The past presents itself in a brand new light when the doors reopen to the new Detroit Historical Museum at 9:30 a.m. on Friday, Nov. 23, with free admission and non-stop, free programming through 5 p.m. Sunday, Nov. 25. Raffles, refreshments and giveaways will fill the weekend with family-friendly fun.
The Detroit Historical Museum is emerging from six months of construction and the completion of its first major renovations since the 1960s. More than 70 percent of the museum’s exhibitions have been reimagined and will be unveiled the weekend following the Thanksgiving holiday.
Visitors are welcome to explore the brand new galleries and exhibits and experience the remarkable stories of the people, places and events that define Detroit.
Night owls are encouraged to take in a classic Detroit flick Friday and Saturday in the Booth Auditorium, while Buddy’s Pizza provides refreshments. Enjoy slices of GQ or Detroiter style pizzas, beginning at 10 p.m., while they last on Friday and Saturday nights. Movies include:
• 10 p.m. Detroit Rock City
• 12 a.m. Robocop
• 2:30 a.m. 8 Mile
• 5 a.m. Out of Sight
• 7:30 a.m. Grosse Pointe Blank
At 9 a.m. on Sunday, visitors can meet local television legend, Bill Bonds, as he casts his hands and signature in cement to joining a roster of notable stars of screen, stage, sports and more in the Legends Plaza. And sports fans won’t want to miss the Detroit Tiger’s own Paws, appearing at the museum from noon to 3 p.m. Sunday, Nov. 25.
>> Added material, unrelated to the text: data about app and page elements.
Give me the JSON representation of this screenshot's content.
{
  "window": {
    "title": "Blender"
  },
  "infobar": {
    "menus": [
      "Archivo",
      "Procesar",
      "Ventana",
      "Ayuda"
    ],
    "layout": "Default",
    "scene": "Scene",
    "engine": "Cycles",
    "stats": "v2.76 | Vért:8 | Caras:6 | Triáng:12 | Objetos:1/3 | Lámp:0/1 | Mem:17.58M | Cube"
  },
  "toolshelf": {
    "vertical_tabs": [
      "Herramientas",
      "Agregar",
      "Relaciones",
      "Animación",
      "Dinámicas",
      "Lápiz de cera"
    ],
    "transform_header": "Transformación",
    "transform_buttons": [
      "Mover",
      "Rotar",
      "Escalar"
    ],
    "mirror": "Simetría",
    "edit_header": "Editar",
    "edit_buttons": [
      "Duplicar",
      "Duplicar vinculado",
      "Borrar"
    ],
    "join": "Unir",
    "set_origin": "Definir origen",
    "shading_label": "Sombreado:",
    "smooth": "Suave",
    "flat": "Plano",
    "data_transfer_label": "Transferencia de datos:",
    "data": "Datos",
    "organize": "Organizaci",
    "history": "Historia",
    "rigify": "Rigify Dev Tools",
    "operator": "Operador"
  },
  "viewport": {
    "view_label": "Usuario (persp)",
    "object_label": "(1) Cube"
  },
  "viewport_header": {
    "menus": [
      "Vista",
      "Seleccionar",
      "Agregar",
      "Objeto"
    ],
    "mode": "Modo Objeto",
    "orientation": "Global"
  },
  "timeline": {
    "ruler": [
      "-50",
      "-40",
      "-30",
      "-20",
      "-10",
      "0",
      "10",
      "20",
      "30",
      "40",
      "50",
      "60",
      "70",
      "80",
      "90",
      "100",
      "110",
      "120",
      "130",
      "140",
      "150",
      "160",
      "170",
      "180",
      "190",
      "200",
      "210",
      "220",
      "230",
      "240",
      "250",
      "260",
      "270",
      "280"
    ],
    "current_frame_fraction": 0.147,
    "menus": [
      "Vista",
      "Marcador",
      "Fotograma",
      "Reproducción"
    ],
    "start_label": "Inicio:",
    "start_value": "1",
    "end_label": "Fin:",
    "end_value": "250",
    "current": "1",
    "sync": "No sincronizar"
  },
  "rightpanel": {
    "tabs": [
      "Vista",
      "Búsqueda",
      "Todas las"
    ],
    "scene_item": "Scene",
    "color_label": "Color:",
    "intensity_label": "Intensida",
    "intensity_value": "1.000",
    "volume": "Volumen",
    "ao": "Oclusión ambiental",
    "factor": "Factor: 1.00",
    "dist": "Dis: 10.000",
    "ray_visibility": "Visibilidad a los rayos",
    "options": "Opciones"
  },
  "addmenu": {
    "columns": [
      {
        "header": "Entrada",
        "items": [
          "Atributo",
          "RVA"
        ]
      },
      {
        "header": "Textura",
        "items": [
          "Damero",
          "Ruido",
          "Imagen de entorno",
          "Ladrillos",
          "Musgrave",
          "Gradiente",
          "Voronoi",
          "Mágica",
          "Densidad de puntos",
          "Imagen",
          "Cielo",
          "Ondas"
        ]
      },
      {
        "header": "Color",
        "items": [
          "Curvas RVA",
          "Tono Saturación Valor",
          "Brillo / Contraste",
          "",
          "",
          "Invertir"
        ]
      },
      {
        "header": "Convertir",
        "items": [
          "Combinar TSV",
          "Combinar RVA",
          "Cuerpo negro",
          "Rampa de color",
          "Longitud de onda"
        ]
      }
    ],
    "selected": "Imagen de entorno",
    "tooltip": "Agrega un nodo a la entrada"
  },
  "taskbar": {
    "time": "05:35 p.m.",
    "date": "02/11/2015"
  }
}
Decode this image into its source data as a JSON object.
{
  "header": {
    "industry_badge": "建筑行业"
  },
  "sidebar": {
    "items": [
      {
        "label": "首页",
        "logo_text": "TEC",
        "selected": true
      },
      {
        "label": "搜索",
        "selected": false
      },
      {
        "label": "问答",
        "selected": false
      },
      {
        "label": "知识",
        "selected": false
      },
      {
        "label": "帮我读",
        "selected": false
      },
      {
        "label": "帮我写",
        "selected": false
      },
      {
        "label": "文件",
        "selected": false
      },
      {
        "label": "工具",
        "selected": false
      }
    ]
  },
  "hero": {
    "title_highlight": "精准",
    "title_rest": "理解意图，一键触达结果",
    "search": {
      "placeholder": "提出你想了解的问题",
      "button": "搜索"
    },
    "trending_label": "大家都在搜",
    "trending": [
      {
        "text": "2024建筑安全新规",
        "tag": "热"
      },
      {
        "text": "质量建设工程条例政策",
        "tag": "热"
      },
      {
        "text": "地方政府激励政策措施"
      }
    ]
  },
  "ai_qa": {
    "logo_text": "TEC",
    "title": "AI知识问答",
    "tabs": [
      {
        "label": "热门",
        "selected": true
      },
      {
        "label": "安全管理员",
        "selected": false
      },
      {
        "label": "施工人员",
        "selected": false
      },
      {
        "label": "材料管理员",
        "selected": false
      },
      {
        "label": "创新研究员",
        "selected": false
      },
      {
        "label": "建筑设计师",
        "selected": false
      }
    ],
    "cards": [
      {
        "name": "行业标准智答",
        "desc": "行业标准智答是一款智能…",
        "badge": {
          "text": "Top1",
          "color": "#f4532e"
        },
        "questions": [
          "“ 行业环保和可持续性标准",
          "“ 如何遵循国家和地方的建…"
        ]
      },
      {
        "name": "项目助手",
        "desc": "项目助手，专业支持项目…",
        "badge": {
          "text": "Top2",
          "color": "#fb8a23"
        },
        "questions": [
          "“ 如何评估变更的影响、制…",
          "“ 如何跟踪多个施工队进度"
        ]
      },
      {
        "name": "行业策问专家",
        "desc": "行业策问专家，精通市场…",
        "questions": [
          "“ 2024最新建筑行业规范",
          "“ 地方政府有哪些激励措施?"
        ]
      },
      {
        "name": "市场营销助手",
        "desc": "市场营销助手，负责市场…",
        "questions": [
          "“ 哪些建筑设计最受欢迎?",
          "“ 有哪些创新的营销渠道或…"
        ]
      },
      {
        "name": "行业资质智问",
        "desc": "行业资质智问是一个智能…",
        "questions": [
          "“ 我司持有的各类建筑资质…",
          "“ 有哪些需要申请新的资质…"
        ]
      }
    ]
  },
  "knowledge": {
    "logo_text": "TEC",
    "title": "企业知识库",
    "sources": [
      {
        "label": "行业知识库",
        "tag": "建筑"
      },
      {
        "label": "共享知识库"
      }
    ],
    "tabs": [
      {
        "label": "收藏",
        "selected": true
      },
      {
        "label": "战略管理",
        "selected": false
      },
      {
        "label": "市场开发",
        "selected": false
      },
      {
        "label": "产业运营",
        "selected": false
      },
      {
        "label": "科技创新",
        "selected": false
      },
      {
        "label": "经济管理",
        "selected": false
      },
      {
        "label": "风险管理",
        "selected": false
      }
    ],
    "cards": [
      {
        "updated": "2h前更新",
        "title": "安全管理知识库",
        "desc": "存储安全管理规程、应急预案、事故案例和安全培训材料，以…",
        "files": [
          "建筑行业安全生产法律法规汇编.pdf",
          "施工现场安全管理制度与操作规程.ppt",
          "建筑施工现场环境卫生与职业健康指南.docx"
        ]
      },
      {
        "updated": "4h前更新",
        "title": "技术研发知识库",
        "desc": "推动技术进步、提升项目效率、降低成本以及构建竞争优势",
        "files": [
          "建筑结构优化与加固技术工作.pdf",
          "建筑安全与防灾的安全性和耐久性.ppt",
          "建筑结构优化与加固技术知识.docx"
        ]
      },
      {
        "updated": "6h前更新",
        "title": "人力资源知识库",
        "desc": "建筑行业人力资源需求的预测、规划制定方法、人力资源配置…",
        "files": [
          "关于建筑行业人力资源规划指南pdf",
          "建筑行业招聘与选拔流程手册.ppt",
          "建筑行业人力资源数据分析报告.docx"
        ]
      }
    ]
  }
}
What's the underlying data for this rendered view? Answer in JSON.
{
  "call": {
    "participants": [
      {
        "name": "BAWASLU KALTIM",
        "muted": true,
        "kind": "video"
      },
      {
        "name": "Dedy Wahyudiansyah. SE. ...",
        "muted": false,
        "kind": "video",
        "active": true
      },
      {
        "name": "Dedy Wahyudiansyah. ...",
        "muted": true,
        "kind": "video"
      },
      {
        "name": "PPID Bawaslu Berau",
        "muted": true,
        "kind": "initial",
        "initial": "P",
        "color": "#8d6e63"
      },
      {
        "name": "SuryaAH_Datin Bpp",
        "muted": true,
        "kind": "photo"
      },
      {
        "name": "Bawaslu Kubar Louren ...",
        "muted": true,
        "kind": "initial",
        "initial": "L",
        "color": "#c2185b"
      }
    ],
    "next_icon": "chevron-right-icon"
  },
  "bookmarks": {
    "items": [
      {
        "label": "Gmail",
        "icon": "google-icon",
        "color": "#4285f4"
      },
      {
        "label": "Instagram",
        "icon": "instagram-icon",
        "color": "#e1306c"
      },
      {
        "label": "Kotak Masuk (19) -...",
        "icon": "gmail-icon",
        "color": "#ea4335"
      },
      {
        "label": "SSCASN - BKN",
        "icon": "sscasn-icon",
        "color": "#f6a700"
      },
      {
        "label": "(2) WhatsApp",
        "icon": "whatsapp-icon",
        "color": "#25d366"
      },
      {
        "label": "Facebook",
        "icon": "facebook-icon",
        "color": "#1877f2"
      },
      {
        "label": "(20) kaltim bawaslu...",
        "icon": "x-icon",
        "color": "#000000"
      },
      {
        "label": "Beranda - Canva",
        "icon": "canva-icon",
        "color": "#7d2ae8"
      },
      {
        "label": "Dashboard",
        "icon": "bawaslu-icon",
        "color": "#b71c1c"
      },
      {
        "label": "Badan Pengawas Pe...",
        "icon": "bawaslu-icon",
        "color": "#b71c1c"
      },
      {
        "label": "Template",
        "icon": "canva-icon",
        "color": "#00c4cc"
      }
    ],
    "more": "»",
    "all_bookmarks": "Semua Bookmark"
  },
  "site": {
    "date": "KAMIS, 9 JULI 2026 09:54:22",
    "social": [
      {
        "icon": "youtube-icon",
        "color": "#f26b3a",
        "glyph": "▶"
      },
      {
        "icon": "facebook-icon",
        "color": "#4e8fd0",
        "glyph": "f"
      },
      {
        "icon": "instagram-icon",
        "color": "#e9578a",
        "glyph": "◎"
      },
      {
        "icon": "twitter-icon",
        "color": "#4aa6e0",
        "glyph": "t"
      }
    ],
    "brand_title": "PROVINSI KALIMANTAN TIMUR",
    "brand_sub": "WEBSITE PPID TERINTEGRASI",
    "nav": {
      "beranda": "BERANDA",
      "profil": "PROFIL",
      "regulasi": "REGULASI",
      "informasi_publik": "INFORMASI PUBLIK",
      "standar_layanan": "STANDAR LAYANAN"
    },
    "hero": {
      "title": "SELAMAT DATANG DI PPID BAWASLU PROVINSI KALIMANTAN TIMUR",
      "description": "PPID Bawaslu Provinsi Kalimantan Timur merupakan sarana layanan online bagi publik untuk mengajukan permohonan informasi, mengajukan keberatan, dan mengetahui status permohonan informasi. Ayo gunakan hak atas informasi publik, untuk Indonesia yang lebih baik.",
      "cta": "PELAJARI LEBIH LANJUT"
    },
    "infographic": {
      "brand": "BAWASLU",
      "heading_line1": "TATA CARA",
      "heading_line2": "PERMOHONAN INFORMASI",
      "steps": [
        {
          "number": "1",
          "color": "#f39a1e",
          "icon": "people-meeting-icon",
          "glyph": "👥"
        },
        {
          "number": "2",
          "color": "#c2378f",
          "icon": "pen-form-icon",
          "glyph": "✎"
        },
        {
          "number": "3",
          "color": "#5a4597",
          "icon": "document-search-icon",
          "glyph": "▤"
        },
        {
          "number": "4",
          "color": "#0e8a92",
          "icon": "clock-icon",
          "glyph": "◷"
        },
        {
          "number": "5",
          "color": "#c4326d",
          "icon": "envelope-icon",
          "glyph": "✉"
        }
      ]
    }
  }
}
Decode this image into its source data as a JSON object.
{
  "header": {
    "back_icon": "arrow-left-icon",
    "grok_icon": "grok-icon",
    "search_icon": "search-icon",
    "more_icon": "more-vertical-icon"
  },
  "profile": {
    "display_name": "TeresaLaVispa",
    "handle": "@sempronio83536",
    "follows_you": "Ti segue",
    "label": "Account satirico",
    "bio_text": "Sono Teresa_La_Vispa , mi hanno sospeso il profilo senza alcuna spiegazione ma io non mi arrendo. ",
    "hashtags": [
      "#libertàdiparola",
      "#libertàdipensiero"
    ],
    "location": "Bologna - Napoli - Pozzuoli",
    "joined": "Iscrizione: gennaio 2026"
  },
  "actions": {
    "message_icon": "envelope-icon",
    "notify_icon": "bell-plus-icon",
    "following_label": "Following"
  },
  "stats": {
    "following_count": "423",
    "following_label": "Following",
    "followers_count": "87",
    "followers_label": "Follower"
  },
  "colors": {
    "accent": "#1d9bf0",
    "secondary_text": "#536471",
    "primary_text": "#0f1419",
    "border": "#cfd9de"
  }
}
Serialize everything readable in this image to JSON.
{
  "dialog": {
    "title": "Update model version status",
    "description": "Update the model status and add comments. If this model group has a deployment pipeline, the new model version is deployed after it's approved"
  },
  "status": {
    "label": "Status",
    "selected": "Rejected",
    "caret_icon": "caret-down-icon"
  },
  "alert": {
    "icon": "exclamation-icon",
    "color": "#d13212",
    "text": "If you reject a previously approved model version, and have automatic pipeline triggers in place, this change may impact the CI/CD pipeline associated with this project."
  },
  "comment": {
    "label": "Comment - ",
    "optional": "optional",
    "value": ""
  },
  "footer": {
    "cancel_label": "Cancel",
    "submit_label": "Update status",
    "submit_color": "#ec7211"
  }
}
Among the museum’s brand new exhibits:
• The Allesee Gallery of Culture highlights pop culture and sports artifacts of the last century.
• The Kid Rock Music Lab includes more than 100 years of Detroit music history and interactive exhibits.
• Detroit: “The Arsenal of Democracy” explores the ways Detroit shaped the outcome of World War II.
• The Gallery of Innovation highlights the city’s most celebrated inventors.
• Legends Plaza includes more than 25 Detroit celebrity handprints featured outdoors in the growing collection.
The Detroit Historical Museum’s most familiar galleries have received significant facelifts as well:
• Doorway to Freedom – Detroit and the Underground Railroad has expanded significantly into an experiential walk-through exhibit that allows visitors to explore the Anti-Slavery movement and its stories in Detroit.
• The Streets of Old Detroit welcome newcomers with both a Sanders Confectionary and the Grand Trunk Railway Station waiting room.
• America’s Motor City still houses the Clark Street Cadillac Plant body drop, but it also features an automotive showplace.
• Frontiers to Factories remains the museum’s core exhibit, which along with Glancy Trains, received interactive enhancements.
The Detroit Historical Society is a private, nonprofit organization located in Midtown, the heart of Detroit’s cultural center. Founded in 1921, its mission is to educate and inspire our community and visitors by preserving and portraying our region’s shared history through dynamic exhibits and experiences. Today, the Society operates the Detroit Historical Museum and the Dossin Great Lakes Museum. In addition, the Society is responsible for the conservation and preservation of more than 250,000 artifacts that represent three centuries of our region’s rich history. Through its museum exhibits, school tour programs, community-based programs and history-themed outreach efforts, the society serves more than 100,000 people annually. For more information on the Detroit Historical Society, visit the website.